The Basics of GIC Laddering - GIC Wealth Management


FYI/Blog The Basics of GIC Laddering

The Basics of GIC Laddering

While GICs are available for a variety of terms — ranging from a few months to many years — most investors are interested in longer terms, because they offer relatively higher interest rates. Generally speaking (though not always), the longer the term, the higher the rate.

However, there are two risks of purchasing a longer-term GIC — e.g. 3 or more years — that some people are concerned with.

Risk #1: Funds are Locked-In

The first risk is that unless the GIC is cashable — and virtually all longer-term GICs with attractive rates are fixed instead of cashable — investors won’t have access to their money “just in case” they need it. For example, they may unexpectedly have to cover home repairs, replace their car, cover bills in the event of job loss, and so on. Or on the brighter side, they may want to take a vacation, renovate a basement apartment, and so on.

Risk #2: Interest Rates May Go Up

The second risk is based in on the fact that interest rates fluctuate due to a variety of factors, such as decisions made by the Bank of Canada, and the borrowing needs of individual financial institutions. Sometimes, an event that happens on the other side of the world can indirectly push interest rates higher or lower here in Canada.

If rates go down during the term of their GIC, then investors are in the winner’s circle. Everyone else who buys a new GIC will get the lower rate, while they enjoy the higher one. But what if rates go up? Investors with a term GIC won’t benefit from the new higher rate as they are locked in.

Fortunately, there’s a very simple strategy to mitigate both of these risks, and it’s called laddering.

Laddering to the Rescue!

Laddering involves purchasing two or more GICs with various terms, so they mature at different times. The advantage of doing this is that investors get access to a portion of their money, and can decide to spend some/all of it, or purchase a new GIC and get the best rate possible at that time.

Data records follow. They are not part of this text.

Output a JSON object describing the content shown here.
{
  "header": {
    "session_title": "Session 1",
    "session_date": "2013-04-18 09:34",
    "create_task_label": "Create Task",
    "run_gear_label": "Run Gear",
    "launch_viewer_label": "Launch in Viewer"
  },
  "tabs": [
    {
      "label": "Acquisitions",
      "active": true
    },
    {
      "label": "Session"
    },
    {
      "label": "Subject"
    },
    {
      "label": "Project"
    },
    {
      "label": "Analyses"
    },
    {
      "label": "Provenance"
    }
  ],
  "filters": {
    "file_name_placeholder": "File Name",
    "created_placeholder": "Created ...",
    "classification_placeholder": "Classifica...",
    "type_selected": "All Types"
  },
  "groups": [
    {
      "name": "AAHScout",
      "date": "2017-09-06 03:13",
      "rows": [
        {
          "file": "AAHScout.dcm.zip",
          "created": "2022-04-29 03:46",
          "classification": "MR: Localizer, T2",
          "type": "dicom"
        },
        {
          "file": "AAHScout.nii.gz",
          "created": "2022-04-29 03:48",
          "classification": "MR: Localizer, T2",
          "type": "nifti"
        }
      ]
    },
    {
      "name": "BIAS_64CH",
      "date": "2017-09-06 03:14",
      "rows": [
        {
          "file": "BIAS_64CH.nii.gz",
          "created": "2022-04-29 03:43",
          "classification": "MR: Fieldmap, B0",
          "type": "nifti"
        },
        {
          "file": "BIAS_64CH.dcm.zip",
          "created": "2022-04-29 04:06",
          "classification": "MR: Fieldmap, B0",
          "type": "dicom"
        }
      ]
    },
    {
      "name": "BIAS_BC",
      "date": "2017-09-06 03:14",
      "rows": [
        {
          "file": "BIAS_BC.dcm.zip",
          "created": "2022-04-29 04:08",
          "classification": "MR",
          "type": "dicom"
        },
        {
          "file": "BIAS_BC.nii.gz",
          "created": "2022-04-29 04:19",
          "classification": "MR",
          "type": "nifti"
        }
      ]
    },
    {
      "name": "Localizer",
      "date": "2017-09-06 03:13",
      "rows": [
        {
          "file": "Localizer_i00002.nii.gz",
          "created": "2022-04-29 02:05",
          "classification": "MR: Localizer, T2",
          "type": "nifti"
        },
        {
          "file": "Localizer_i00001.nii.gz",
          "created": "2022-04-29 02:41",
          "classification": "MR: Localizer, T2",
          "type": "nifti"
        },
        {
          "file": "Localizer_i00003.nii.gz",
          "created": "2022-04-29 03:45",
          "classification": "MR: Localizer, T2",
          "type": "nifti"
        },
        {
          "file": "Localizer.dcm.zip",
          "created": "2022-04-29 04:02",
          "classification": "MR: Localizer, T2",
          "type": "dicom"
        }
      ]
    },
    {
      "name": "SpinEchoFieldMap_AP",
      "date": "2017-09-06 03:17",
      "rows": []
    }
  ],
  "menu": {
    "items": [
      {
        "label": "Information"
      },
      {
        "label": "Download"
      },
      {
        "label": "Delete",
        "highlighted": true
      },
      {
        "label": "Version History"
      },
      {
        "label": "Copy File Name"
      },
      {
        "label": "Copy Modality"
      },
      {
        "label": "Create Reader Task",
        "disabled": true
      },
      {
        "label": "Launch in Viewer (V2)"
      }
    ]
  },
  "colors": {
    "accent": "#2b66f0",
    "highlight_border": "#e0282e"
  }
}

Scenario: Meet Sam

Here’s a scenario that shows how laddering works. Let’s say Sam has $50,000 to invest in GICs. He likes the rate that a financial institution is offering on a 5-year fixed GIC. But he doesn’t like that his money will be tied-up for 5 years, because he might need to make a significant purchase during that period. He also thinks that interest rates might go up within the next few years, and he doesn’t want to be stuck with a lower rate.

Instead of purchasing a 5-year GIC and hoping for the best, Sam wisely decides to use a laddering strategy. As such, he splits his investment amount ($50,000) into 5 equal portions ($10,000 each), and purchases the following in his investment portfolio:

  • A 1-year GIC for $10,000 at 2%
  • A 2-year GIC for $10,000 at 2.25%
  • A 3-year GIC for $10,000 at 2.75%
  • A 4-year GIC for $10,000 at 3%
  • A 5-year GIC for $10,000 at 3.5%

As you can see, each year for the next 5 years, Sam will have access to $10,000 of his money. If he needs to spend some or all of it, he can do so. And if he doesn’t, he can use the cash to purchase a new GIC for any term. If he thinks interest rates will be stable for a while or they’ll go down, he can look towards a longer term (e.g. another 5-year GIC). Or if he thinks rates will go up, he can look towards a shorter term, and then see what the marketplace has to offer in the near future.

Laddering is Free and Easy

It’s important to note that Sam doesn’t incur any extra costs for using a laddering strategy, and he certainly doesn’t need to be a financial planning wizard (or hire one). One of the best things about laddering is that anyone can do it. It’s so easy.

Plus, Sam doesn’t have to split his money evenly over his investment horizon (we did so in the above scenario just to keep things simple). For instance, he could put $20,000 in a 5-year GIC, and $7,500 in 1, 2, 3 and 4-year GICs. As long as each individual GIC purchase amount meets the financial institutions minimum investment requirement, Sam can do whatever makes sense to him.

And of course, Sam can — and probably should — invest in different financial institutions, since it’s not usually the case that the institution offering the best 1-year rate also has the best 2, 3, 4 and 5-year rates.

Learn More About Laddering

If there’s anything potentially confusing and complicated about GIC laddering, its that some investors might not know where to get the best rates. They typically know what their familiar bank or credit union is offering, and maybe a few others through searching the web. But there are hundreds of banks, credit unions and caisse populaires across Canada that offer GICs, along with private financial firms and insurance companies.

At the same time, investors may want to diversify their GICs by purchasing them from multiple financial institutions, in order to stay within limits per the prevailing insurance body (e.g. CDIC, DICO, provincial corporations or Assuris).

The answer to both of these issues is simple: contact GIC Wealth Management! We will help you develop and implement a laddering strategy that gets you the most return for your money, while aligning with your unique needs and goals. Plus, our service is offered to you for FREE. We are paid directly by the GIC issuer if and when you choose to purchase your GICs. You never pay us a cent.

To learn more, contact us today. We’ll show you how to make GIC laddering work for you!